* **SUPPLIED DATA**
__________
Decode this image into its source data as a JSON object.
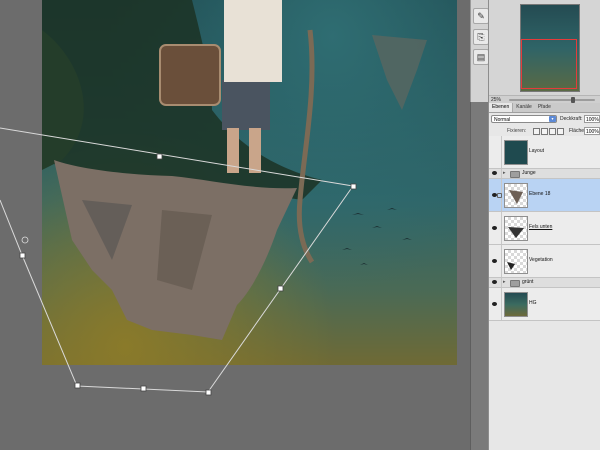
{
  "panel_tabs": [
    "Ebenen",
    "Kanäle",
    "Pfade"
  ],
  "navigator": {
    "zoom": "25%"
  },
  "layers_panel": {
    "blend_mode": "Normal",
    "opacity_label": "Deckkraft:",
    "opacity_value": "100%",
    "lock_label": "Fixieren:",
    "fill_label": "Fläche:",
    "fill_value": "100%"
  },
  "layers": [
    {
      "name": "Layout",
      "type": "layer",
      "visible": false
    },
    {
      "name": "Junge",
      "type": "group",
      "visible": true
    },
    {
      "name": "Ebene 18",
      "type": "layer",
      "visible": true,
      "selected": true
    },
    {
      "name": "Fels unten",
      "type": "layer",
      "visible": true
    },
    {
      "name": "Vegetation",
      "type": "layer",
      "visible": true
    },
    {
      "name": "grünt",
      "type": "group",
      "visible": true
    },
    {
      "name": "HG",
      "type": "layer",
      "visible": true
    }
  ],
  "tools": [
    "brush-preset-icon",
    "clone-source-icon",
    "actions-icon"
  ],
  "colors": {
    "selection": "#b9d3f3",
    "nav_view": "#e53b3b",
    "accent": "#5d8ad6"
  }
}
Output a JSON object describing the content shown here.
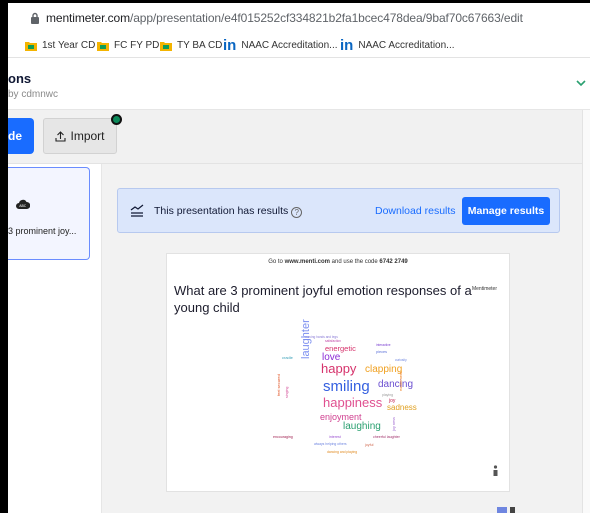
{
  "browser": {
    "url_host": "mentimeter.com",
    "url_path": "/app/presentation/e4f015252cf334821b2fa1bcec478dea/9baf70c67663/edit",
    "bookmarks": [
      {
        "label": "1st Year CD",
        "icon": "drive-folder-icon"
      },
      {
        "label": "FC FY PD",
        "icon": "drive-folder-icon"
      },
      {
        "label": "TY BA CD",
        "icon": "drive-folder-icon"
      },
      {
        "label": "NAAC Accreditation...",
        "icon": "linkedin-icon"
      },
      {
        "label": "NAAC Accreditation...",
        "icon": "linkedin-icon"
      }
    ]
  },
  "header": {
    "title_fragment": "ons",
    "owner_fragment": "by cdmnwc"
  },
  "toolbar": {
    "new_slide_fragment": "de",
    "import_label": "Import",
    "accent": "#196cff"
  },
  "slides_panel": {
    "slide_label": "3 prominent joy..."
  },
  "banner": {
    "message": "This presentation has results",
    "help_glyph": "?",
    "download_label": "Download results",
    "manage_label": "Manage results"
  },
  "slide": {
    "join_prefix": "Go to ",
    "join_site": "www.menti.com",
    "join_middle": " and use the code ",
    "join_code": "6742 2749",
    "logo_text": "Mentimeter",
    "question": "What are 3 prominent joyful emotion responses of a young child",
    "words": [
      {
        "text": "moving hands and legs",
        "color": "#8a7bd6"
      },
      {
        "text": "satisfaction",
        "color": "#c04aa8"
      },
      {
        "text": "interactive",
        "color": "#7a3fd1"
      },
      {
        "text": "energetic",
        "color": "#d6336c"
      },
      {
        "text": "pieces",
        "color": "#5a6fd8"
      },
      {
        "text": "love",
        "color": "#8a2bd6"
      },
      {
        "text": "curiosity",
        "color": "#6f86e0"
      },
      {
        "text": "cradle",
        "color": "#3aa0b8"
      },
      {
        "text": "happy",
        "color": "#d6336c"
      },
      {
        "text": "clapping",
        "color": "#f0a020"
      },
      {
        "text": "laughter",
        "color": "#7b8ef0"
      },
      {
        "text": "smiling",
        "color": "#3560e0"
      },
      {
        "text": "dancing",
        "color": "#6b4fd0"
      },
      {
        "text": "playing",
        "color": "#9a9a9a"
      },
      {
        "text": "joy",
        "color": "#c02050"
      },
      {
        "text": "happiness",
        "color": "#e05090"
      },
      {
        "text": "sadness",
        "color": "#e0a020"
      },
      {
        "text": "enjoyment",
        "color": "#d04090"
      },
      {
        "text": "laughing",
        "color": "#2aa070"
      },
      {
        "text": "encouraging",
        "color": "#a02050"
      },
      {
        "text": "interest",
        "color": "#9a4fd0"
      },
      {
        "text": "cheerful laughter",
        "color": "#a0306a"
      },
      {
        "text": "always helping others",
        "color": "#6f86e0"
      },
      {
        "text": "joyful",
        "color": "#d06a50"
      },
      {
        "text": "dancing and playing",
        "color": "#e08a20"
      },
      {
        "text": "feel secured",
        "color": "#e05020"
      },
      {
        "text": "singing",
        "color": "#d04090"
      },
      {
        "text": "excitement",
        "color": "#f08020"
      },
      {
        "text": "joy ness",
        "color": "#a06ad0"
      }
    ]
  }
}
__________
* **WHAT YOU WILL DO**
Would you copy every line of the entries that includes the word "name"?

* **ANSWER BOX**
      "name": "Layout",
      "name": "Junge",
      "name": "Ebene 18",
      "name": "Fels unten",
      "name": "Vegetation",
      "name": "grünt",
      "name": "HG",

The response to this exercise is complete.